425 Too Many

Today's topic isn't the usual cheerful post that you're accustomed to at the Corner because this morning we recognized All Saints Day in church. It's a time set aside to pray for the families of those who've died this year, that they would find comfort and peace in their grief. They rang a bell for the four members we lost which felt somber and sad

Before I went to that service, I read this staggering statistic
in 2014, 425 young people 10 to 14 years of age died by suicide. 
This year, one of those was a dear former student of mine. 

Thinking about that tragedy takes me back to the first time I realized that people died by suicide, when a man from our little farming community who had been a renter upstairs in our home, who had painted the pin striping on our walls, who had been a family friend, shot himself. I was so young and his passing was shrouded in such secrecy that it really messed with me. I couldn't wrap my little heart around why Mr. P would take his life. Maybe it was an accident? I initially hoped that it was a mistake. Then I thought I could have done something, said something, prayed harder, anything, to keep him from killing himself. I worried about his wife and his daughter, who was one of our babysitters. What would their lives be like? I had nightmares about it during which it would happen in our basement instead of his.
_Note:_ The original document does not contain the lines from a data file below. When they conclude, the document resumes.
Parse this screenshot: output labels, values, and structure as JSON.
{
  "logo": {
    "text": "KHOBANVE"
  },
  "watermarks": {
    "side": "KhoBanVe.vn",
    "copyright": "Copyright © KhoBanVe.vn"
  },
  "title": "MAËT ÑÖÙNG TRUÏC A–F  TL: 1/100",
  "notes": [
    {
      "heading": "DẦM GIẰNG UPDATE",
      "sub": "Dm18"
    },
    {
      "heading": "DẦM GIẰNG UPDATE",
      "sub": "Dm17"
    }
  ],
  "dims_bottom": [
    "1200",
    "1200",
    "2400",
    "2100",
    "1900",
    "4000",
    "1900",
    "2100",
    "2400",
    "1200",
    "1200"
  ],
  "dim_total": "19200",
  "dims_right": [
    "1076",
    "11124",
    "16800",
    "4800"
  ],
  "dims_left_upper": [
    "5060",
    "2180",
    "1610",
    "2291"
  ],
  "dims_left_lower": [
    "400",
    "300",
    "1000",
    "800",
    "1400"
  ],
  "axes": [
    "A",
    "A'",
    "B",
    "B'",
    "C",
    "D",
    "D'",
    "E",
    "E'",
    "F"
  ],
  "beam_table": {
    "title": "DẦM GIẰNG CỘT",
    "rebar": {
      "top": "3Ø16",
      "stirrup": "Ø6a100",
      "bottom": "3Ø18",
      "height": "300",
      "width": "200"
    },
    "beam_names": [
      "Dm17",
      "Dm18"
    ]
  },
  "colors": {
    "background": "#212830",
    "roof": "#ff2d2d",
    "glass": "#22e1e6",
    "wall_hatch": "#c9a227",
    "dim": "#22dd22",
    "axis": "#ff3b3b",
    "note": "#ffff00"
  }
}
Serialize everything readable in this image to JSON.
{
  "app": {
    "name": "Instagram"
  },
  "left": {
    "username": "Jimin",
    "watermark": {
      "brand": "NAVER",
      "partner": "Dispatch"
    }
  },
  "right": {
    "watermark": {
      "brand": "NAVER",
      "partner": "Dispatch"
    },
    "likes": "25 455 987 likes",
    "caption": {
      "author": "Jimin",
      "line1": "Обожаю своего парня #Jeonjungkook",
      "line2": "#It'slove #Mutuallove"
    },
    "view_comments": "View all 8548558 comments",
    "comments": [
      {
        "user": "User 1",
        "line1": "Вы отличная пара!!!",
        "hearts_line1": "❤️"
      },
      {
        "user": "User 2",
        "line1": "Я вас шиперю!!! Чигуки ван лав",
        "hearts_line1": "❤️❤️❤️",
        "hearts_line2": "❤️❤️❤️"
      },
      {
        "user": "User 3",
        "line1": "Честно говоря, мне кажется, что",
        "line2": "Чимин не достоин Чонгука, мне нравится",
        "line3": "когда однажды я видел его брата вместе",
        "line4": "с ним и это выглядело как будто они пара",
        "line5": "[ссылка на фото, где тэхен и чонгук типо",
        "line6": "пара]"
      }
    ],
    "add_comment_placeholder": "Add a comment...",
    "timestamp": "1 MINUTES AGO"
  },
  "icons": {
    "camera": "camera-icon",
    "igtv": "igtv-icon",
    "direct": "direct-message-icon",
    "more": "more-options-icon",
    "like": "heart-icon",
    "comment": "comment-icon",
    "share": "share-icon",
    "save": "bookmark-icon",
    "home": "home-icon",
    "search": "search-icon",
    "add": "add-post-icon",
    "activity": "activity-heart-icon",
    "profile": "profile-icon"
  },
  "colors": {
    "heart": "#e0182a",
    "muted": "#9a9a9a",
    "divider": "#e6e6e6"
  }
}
It was really rough and I had no one to talk to about it. 
Because it was a secret. 
As if it hadn't really happened. 
Even though it had.

One death by suicide is one too many.
425 seems unfathomable.
425 futures lost.
425 families broken.
425 dads forever changed.
425 mamas who don't think they can go on.
425 communities in shock and despair.

What can we do to release this epidemic from its stronghold?
I can't help but think that talking about mental wellness
is the best place to start. I know that it would have helped me
as I tried to make sense of losing Mr. P all those years ago.
If we could save just one by not keeping silent,
it would be worth it. 
Beyond worth it.

Have you ever heard Kevin's story?
He jumped off the Golden Gate bridge in an attempt to take his life.
He says that as soon as he jumped, however,
he didn't want to die.
Instant regret.
He didn't want to go away, he just wanted the pain to go away.
{I can't help but wonder how true that would be for those 425 we're losing every year.}

And now he uses his story of struggle and survival
to encourage people to do whatever it takes, 
to build a network of support
so strong 
that you never have to suffer with that much emotional pain.
His inspirational message is simply powerful: Recovery happens.

But it we don't talk about the struggle, recovery may not happen.
Because it stays a secret.
And if we lose hope through the tough times,
lives will continue to be lost.
Precious lives, with promising futures.

For suicide prevention strategies & resources, visit NAMI
American Foundation for Suicide Prevention
 National Institute of Mental Health
or NASPonline.

And please continue those courageous conversations.
Find a counselor or trusted adult to confide in.
Seek out a Rehab Center if drugs are involved.
Plug in to a support group.
Reach out to a friend or neighbor.
Or call a Suicide Lifeline.

We simply can't keep quiet any longer.
Not when our future is at stake.


  1. This was so powerful to read. Thank you for sharing and shining the light towards more self awareness about this subject. So many of our young ones are in need of our help.

    1. Thank you, Sylvia, for your reflections. I struggled with writing it because our struggle with suicide is so painfully real. At any age. Devastating, senseless losses that can be prevented, that must be prevented.


I really enjoy hearing from my readers; thanks for sharing your reflections with us!